In any event, this sort of in-fighting is a classic example of why it is so difficult to do almost anything in Cincinnati and why it struggles so badly demographically and economically. The culture is broken. I was in downtown Cincinnati recently and it is really doing great, but with things like this it’s hard to get too excited about the city and region’s prospects. It’s not that I suggest a streetcar is critical to the future – as I said, I’m not even sure it’s a slam dunk project myself – but that the streetcar shows what you have to do through to get almost anything done there.
I’d like to end this with a map that shows part of what is going re:Chabot. It’s map of his newly gerrymandered district:
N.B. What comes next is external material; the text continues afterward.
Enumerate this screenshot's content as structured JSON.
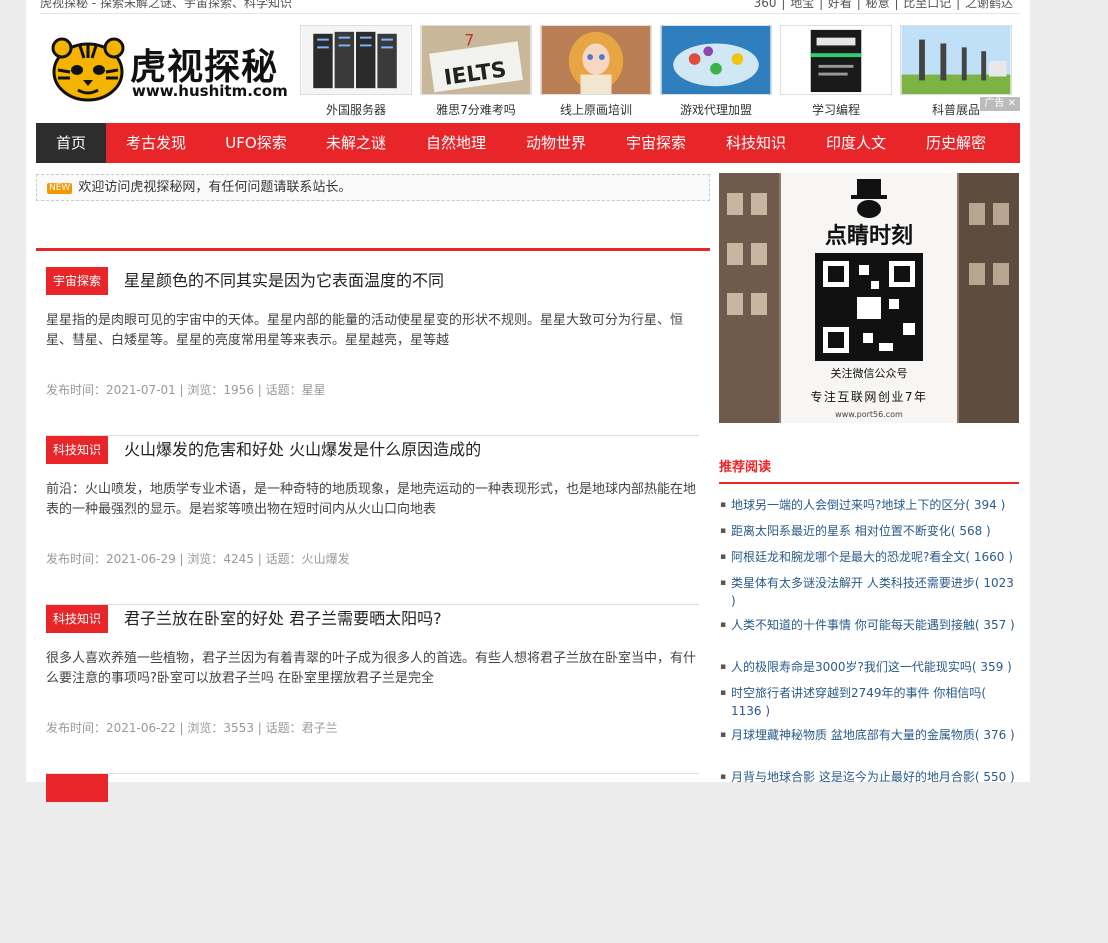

As you can see, his district takes in downtown and the west side of the city, then snakes around to include heavily Republican Warren County. I haven’t studied congressional maps that closely, but from what I’ve seen, generally cities tend to get to put into one district. This both helps create minority districts, but also keeps the city together as a community of interest. Especially in a place like Cincinnati, the people downtown and those in Warren County, while they should view themselves as sharing a region in common, often express outright hostility to each other. They certainly have very different outlooks and concerns. If the map was drawn to favor affluent suburban Republicans, then its effect is really to try to neutralize the voters of much of the city of Cincinnati. Maybe good electoral politics for Washington purposes, but bad policy in terms of making local regions thrive.
Contrast Cincinnati with the 7th Congressional district in Indianapolis.
That district outlines the city-county boundary except on the north, because the city is too big to fit into one district. Note that the affluent northern tier of the city is included with a Warren County analog to the north where it has a lot of commonalities.
In any event, when your own US and state representatives are trying to actively undermine the policy of the city government – regardless of policy or party – that’s a recipe for regional trouble. A house divided against itself cannot stand. Alas, that seems to describe Cincinnati all too well.